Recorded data
----
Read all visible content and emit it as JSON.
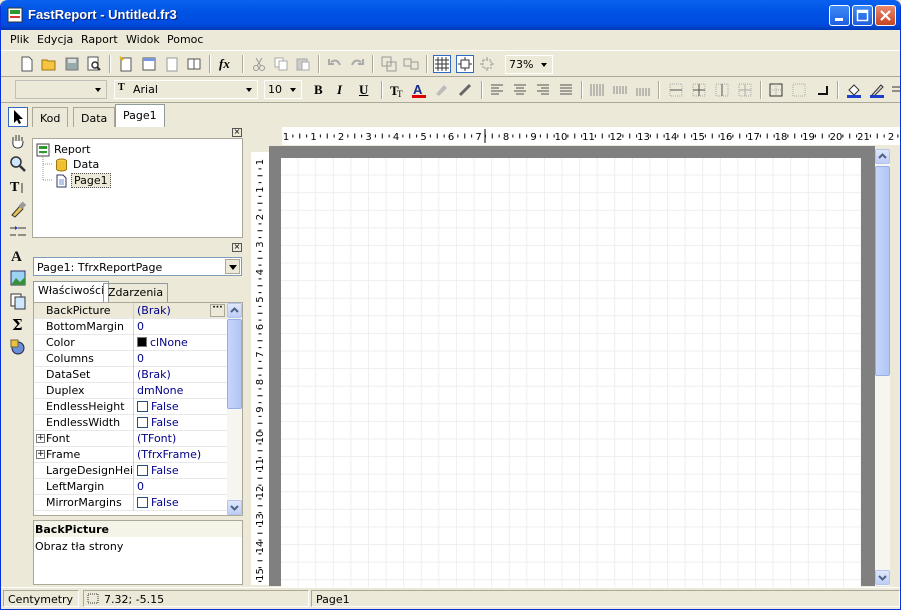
{
  "window": {
    "title": "FastReport - Untitled.fr3"
  },
  "menu": [
    "Plik",
    "Edycja",
    "Raport",
    "Widok",
    "Pomoc"
  ],
  "toolbar": {
    "zoom": "73%",
    "font_name": "Arial",
    "font_size": "10",
    "bold": "B",
    "italic": "I",
    "underline": "U",
    "fx": "fx"
  },
  "tabs": [
    "Kod",
    "Data",
    "Page1"
  ],
  "tree": {
    "root": "Report",
    "children": [
      "Data",
      "Page1"
    ]
  },
  "object_inspector": {
    "selected": "Page1: TfrxReportPage",
    "tabs": [
      "Właściwości",
      "Zdarzenia"
    ],
    "properties": [
      {
        "name": "BackPicture",
        "value": "(Brak)"
      },
      {
        "name": "BottomMargin",
        "value": "0"
      },
      {
        "name": "Color",
        "value": "clNone"
      },
      {
        "name": "Columns",
        "value": "0"
      },
      {
        "name": "DataSet",
        "value": "(Brak)"
      },
      {
        "name": "Duplex",
        "value": "dmNone"
      },
      {
        "name": "EndlessHeight",
        "value": "False"
      },
      {
        "name": "EndlessWidth",
        "value": "False"
      },
      {
        "name": "Font",
        "value": "(TFont)"
      },
      {
        "name": "Frame",
        "value": "(TfrxFrame)"
      },
      {
        "name": "LargeDesignHeight",
        "value": "False"
      },
      {
        "name": "LeftMargin",
        "value": "0"
      },
      {
        "name": "MirrorMargins",
        "value": "False"
      }
    ],
    "description_title": "BackPicture",
    "description_text": "Obraz tła strony"
  },
  "ruler": {
    "h_ticks": [
      "1",
      "1",
      "2",
      "3",
      "4",
      "5",
      "6",
      "7",
      "8",
      "9",
      "10",
      "11",
      "12",
      "13",
      "14",
      "15",
      "16",
      "17",
      "18",
      "19",
      "20",
      "21",
      "2"
    ],
    "v_ticks": [
      "1",
      "1",
      "2",
      "3",
      "4",
      "5",
      "6",
      "7",
      "8",
      "9",
      "10",
      "11",
      "12",
      "13",
      "14",
      "15"
    ]
  },
  "status": {
    "units": "Centymetry",
    "coords": "7.32; -5.15",
    "page": "Page1"
  },
  "colors": {
    "title_bar": "#0053e4",
    "workspace": "#808080",
    "face": "#ece9d8"
  }
}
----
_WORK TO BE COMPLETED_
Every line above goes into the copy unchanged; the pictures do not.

_EXERCISE RESPONSE_
Read all visible content and emit it as JSON.
{
  "window": {
    "title": "FastReport - Untitled.fr3"
  },
  "menu": [
    "Plik",
    "Edycja",
    "Raport",
    "Widok",
    "Pomoc"
  ],
  "toolbar": {
    "zoom": "73%",
    "font_name": "Arial",
    "font_size": "10",
    "bold": "B",
    "italic": "I",
    "underline": "U",
    "fx": "fx"
  },
  "tabs": [
    "Kod",
    "Data",
    "Page1"
  ],
  "tree": {
    "root": "Report",
    "children": [
      "Data",
      "Page1"
    ]
  },
  "object_inspector": {
    "selected": "Page1: TfrxReportPage",
    "tabs": [
      "Właściwości",
      "Zdarzenia"
    ],
    "properties": [
      {
        "name": "BackPicture",
        "value": "(Brak)"
      },
      {
        "name": "BottomMargin",
        "value": "0"
      },
      {
        "name": "Color",
        "value": "clNone"
      },
      {
        "name": "Columns",
        "value": "0"
      },
      {
        "name": "DataSet",
        "value": "(Brak)"
      },
      {
        "name": "Duplex",
        "value": "dmNone"
      },
      {
        "name": "EndlessHeight",
        "value": "False"
      },
      {
        "name": "EndlessWidth",
        "value": "False"
      },
      {
        "name": "Font",
        "value": "(TFont)"
      },
      {
        "name": "Frame",
        "value": "(TfrxFrame)"
      },
      {
        "name": "LargeDesignHeight",
        "value": "False"
      },
      {
        "name": "LeftMargin",
        "value": "0"
      },
      {
        "name": "MirrorMargins",
        "value": "False"
      }
    ],
    "description_title": "BackPicture",
    "description_text": "Obraz tła strony"
  },
  "ruler": {
    "h_ticks": [
      "1",
      "1",
      "2",
      "3",
      "4",
      "5",
      "6",
      "7",
      "8",
      "9",
      "10",
      "11",
      "12",
      "13",
      "14",
      "15",
      "16",
      "17",
      "18",
      "19",
      "20",
      "21",
      "2"
    ],
    "v_ticks": [
      "1",
      "1",
      "2",
      "3",
      "4",
      "5",
      "6",
      "7",
      "8",
      "9",
      "10",
      "11",
      "12",
      "13",
      "14",
      "15"
    ]
  },
  "status": {
    "units": "Centymetry",
    "coords": "7.32; -5.15",
    "page": "Page1"
  },
  "colors": {
    "title_bar": "#0053e4",
    "workspace": "#808080",
    "face": "#ece9d8"
  }
}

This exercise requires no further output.